Friends of Rail for the Valley have stayed the course, still on track after seven years.
Last week, the group had its most recent meeting at the Sardis Library to exchange views on what was once a fairly contentious issue. The society, started in 2009 as part of the larger movement to repurpose existing inter-urban lines in the Fraser Valley for passenger rail, has fallen into routine as the issue lost visibility.
While their attendance has dipped from several hundred to a handful, their cause isn’t a lost one. In attendance at the March 24 meeting was city councillor Sam Waddington, who said that, in 2016, a light-rail solution has renewed viability.
Part of this is due to the success of the Fraser Valley Express (FVX), which celebrates its first birthday on April 6. BC Transit reports the FVX, which makes stops in Chilliwack, Abbotsford and Langley, drew four times its expected ridership in its first year.
“The FVX is going to be a model for anything in the future,” Waddington told a roomful of long-time Rail for the Valley supporters. “I have no doubt there’s going to be light-rail, the question is, is it going to be 60 years from now?”
According to Waddington, BC Transit is looking for success and ridership from bus routes servicing the same locales as a proposed inter-urban line before it is willing to consider investing in anything beyond buses, and the threshold of riders per day necessary to bring the province to the table hasn’t been reached yet.
“This year has been the biggest push towards this since the rail line closed, because we’ve shown a bus doing basically the same thing has been successful,” Waddington said.
“To give you an idea of the political climate, when Fraser Valley Express was launched there was a lot of talk, why don’t we just do light rail? It was a risk mitigation decision, [in case] the buses didn’t work out.”
The idea that buses may be the way towards getting the province on board with passenger rail is a bit of a twist of fate for the Rail for the Valley camp who, at the height of their popularity, had their idea essentially vetoed in 2011 by the Fraser Valley Transit Study (FVTS), a much called for analysis of transit options from the Ministry of Transportation that framed additional bus service as the only option they were willing to support.
Rail for the Valley’s proposal hasn’t changed substantially. Their suggestion is that the already existing inter-urban line between Chilliwack and Surrey, to which the province owns the right of way, could be upgraded to accommodate passenger rail.

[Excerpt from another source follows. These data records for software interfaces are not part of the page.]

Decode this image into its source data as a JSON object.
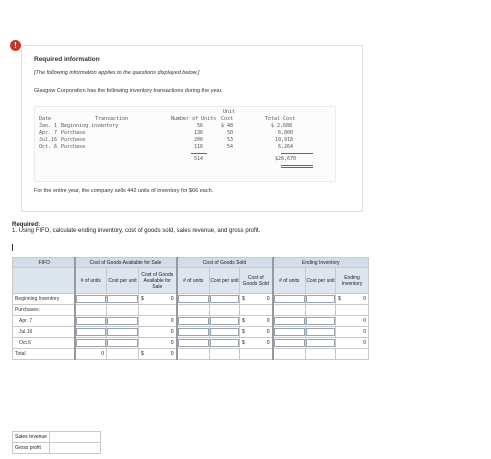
{
  "alert_icon": "alert-icon",
  "info": {
    "title": "Required information",
    "note": "[The following information applies to the questions displayed below.]",
    "intro": "Glasgow Corporation has the following inventory transactions during the year.",
    "headers": {
      "date": "Date",
      "transaction": "Transaction",
      "units": "Number of Units",
      "unit_top": "Unit",
      "cost": "Cost",
      "total": "Total Cost"
    },
    "rows": [
      {
        "date": "Jan. 1",
        "transaction": "Beginning inventory",
        "units": "56",
        "cost": "$ 48",
        "total": "$ 2,688"
      },
      {
        "date": "Apr. 7",
        "transaction": "Purchase",
        "units": "136",
        "cost": "50",
        "total": "6,800"
      },
      {
        "date": "Jul.16",
        "transaction": "Purchase",
        "units": "206",
        "cost": "53",
        "total": "10,918"
      },
      {
        "date": "Oct. 6",
        "transaction": "Purchase",
        "units": "116",
        "cost": "54",
        "total": "6,264"
      }
    ],
    "total_units": "514",
    "total_cost": "$26,670",
    "sells_text": "For the entire year, the company sells 442 units of inventory for $66 each."
  },
  "required": {
    "heading": "Required:",
    "item": "1. Using FIFO, calculate ending inventory, cost of goods sold, sales revenue, and gross profit."
  },
  "grid": {
    "method": "FIFO",
    "groups": {
      "available": "Cost of Goods Available for Sale",
      "sold": "Cost of Goods Sold",
      "ending": "Ending Inventory"
    },
    "cols": {
      "units": "# of units",
      "cost_per_unit": "Cost per unit",
      "cogs_available": "Cost of Goods Available for Sale",
      "sold_units": "# of units",
      "sold_cost": "Cost per unit",
      "cogs_sold": "Cost of Goods Sold",
      "end_units": "# of units",
      "end_cost": "Cost per unit",
      "end_inventory": "Ending Inventory"
    },
    "rows": {
      "beginning": {
        "label": "Beginning Inventory",
        "avail_dollar": "$",
        "avail_value": "0",
        "sold_dollar": "$",
        "sold_value": "0",
        "sold_dollar2": "$",
        "end_value": "0"
      },
      "purchases": {
        "label": "Purchases:"
      },
      "apr": {
        "label": "Apr. 7",
        "avail_value": "0",
        "sold_dollar": "$",
        "sold_value": "0",
        "end_value": "0"
      },
      "jul": {
        "label": "Jul.16",
        "avail_value": "0",
        "sold_dollar": "$",
        "sold_value": "0",
        "end_value": "0"
      },
      "oct": {
        "label": "Oct.6",
        "avail_value": "0",
        "sold_dollar": "$",
        "sold_value": "0",
        "end_value": "0"
      },
      "total": {
        "label": "Total",
        "units_value": "0",
        "avail_dollar": "$",
        "avail_value": "0"
      }
    }
  },
  "summary": {
    "sales_revenue": "Sales revenue",
    "gross_profit": "Gross profit"
  }
}
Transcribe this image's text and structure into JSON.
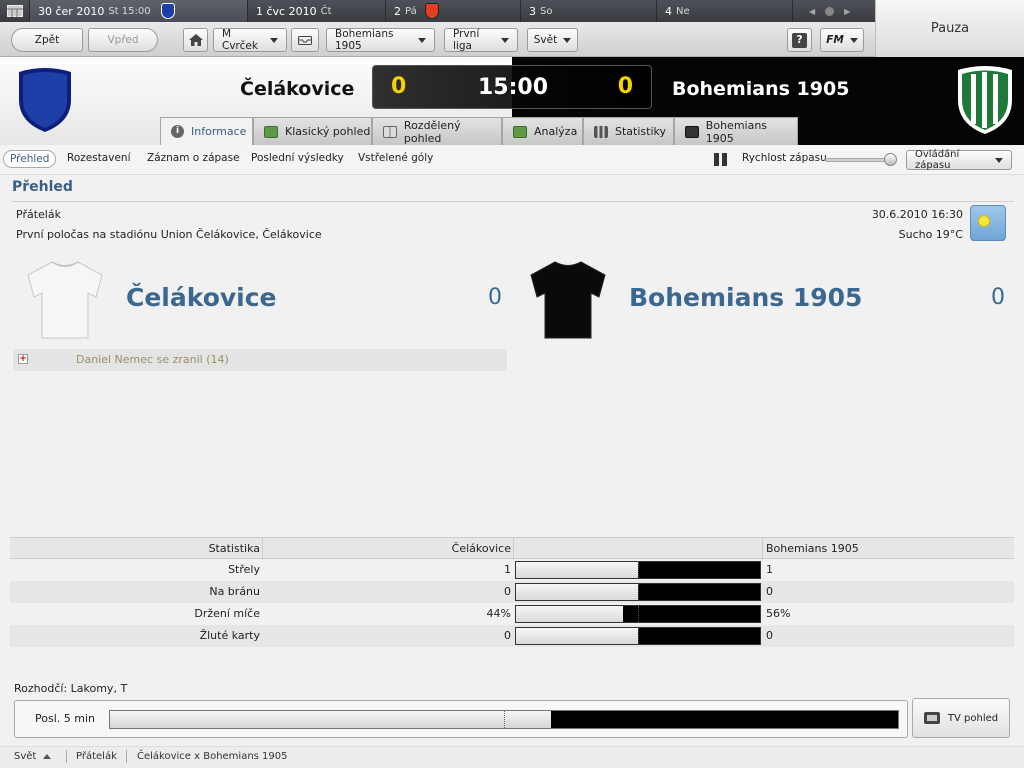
{
  "calendar": {
    "days": [
      {
        "date": "30 čer 2010",
        "weekday": "St 15:00"
      },
      {
        "date": "1 čvc 2010",
        "weekday": "Čt"
      },
      {
        "date": "2",
        "weekday": "Pá"
      },
      {
        "date": "3",
        "weekday": "So"
      },
      {
        "date": "4",
        "weekday": "Ne"
      }
    ],
    "pause_label": "Pauza"
  },
  "toolbar": {
    "back_label": "Zpět",
    "forward_label": "Vpřed",
    "manager_label": "M Cvrček",
    "club_label": "Bohemians 1905",
    "league_label": "První liga",
    "world_label": "Svět",
    "help_label": "?",
    "fm_label": "FM"
  },
  "match": {
    "home_team": "Čelákovice",
    "away_team": "Bohemians 1905",
    "home_score": "0",
    "away_score": "0",
    "clock": "15:00",
    "home_color": "#1e3fa8",
    "away_color": "#1f7a3a"
  },
  "tabs": [
    {
      "label": "Informace"
    },
    {
      "label": "Klasický pohled"
    },
    {
      "label": "Rozdělený pohled"
    },
    {
      "label": "Analýza"
    },
    {
      "label": "Statistiky"
    },
    {
      "label": "Bohemians 1905"
    }
  ],
  "subnav": {
    "items": [
      "Přehled",
      "Rozestavení",
      "Záznam o zápase",
      "Poslední výsledky",
      "Vstřelené góly"
    ],
    "speed_label": "Rychlost zápasu",
    "control_label": "Ovládání zápasu"
  },
  "overview": {
    "title": "Přehled",
    "competition": "Přátelák",
    "venue": "První poločas na stadiónu Union Čelákovice, Čelákovice",
    "datetime": "30.6.2010 16:30",
    "weather": "Sucho 19°C",
    "home_team": "Čelákovice",
    "home_score": "0",
    "away_team": "Bohemians 1905",
    "away_score": "0",
    "event": "Daniel Nemec se zranil (14)"
  },
  "stats": {
    "header_label": "Statistika",
    "home_team": "Čelákovice",
    "away_team": "Bohemians 1905",
    "rows": [
      {
        "label": "Střely",
        "home": "1",
        "away": "1",
        "home_share": 0.5
      },
      {
        "label": "Na bránu",
        "home": "0",
        "away": "0",
        "home_share": 0.5
      },
      {
        "label": "Držení míče",
        "home": "44%",
        "away": "56%",
        "home_share": 0.44
      },
      {
        "label": "Žluté karty",
        "home": "0",
        "away": "0",
        "home_share": 0.5
      }
    ]
  },
  "referee": "Rozhodčí: Lakomy, T",
  "momentum": {
    "label": "Posl. 5 min",
    "home_share": 0.56
  },
  "tv_label": "TV pohled",
  "footer": {
    "items": [
      "Svět",
      "Přátelák",
      "Čelákovice x Bohemians 1905"
    ]
  }
}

Graham Dalton, one of the founding members of Rail for the Valley, was enthusiastic about Waddington’s input.
“It was a tremendous insight to see him. Everything he said was wonderful, it was like, wow, we have a chance here.”
It’s Dalton who has continued to organize meetings through all five years since the FVTS was released.
“It was about statistics. My statistics say I’m right, your statistics say you’re right, and that’s what happened. There were two sets of studies, and one study said it definitely isn’t feasible, the ridership isn’t there, and the other said, look, it’s a gem it’s going to work forever,” says Dalton, referring to the FVTS and to the Leewood study, an independent paper from a British consultant.
While Dalton drew small crowds with flier campaigns on his own, the idea really took off when John Buker, a professor at University of the Fraser Valley, took up the cause. With expertise on specifics like construction costs and with initiatives like a Rail for the Valley blog, launched in 2008, Buker got people engaged.
During the peak of Rail for the Valley’s popularity, in 2009, banners and demonstrators lined every overpass on Highway 1 between Chilliwack and Abbotsford, where weather conditions and traffic accidents often cause long delays for commuters.
Compared to Buker, Dalton describes his vision for the valley in less than scientific terms.
“The rail has to be in communities, where you can walk to it or ride a bike to it or take a bus to it,” he said. “If you look at the line that’s existing there today, all that’s there. It’s not a straight line, but it goes to every place in the valley except Aldergrove, it’s the only one it doesn’t go to.
“What we’re going through is a revival now, now we have more objectives we can look at. There is hope, there’s always hope, otherwise I would have given up long ago.”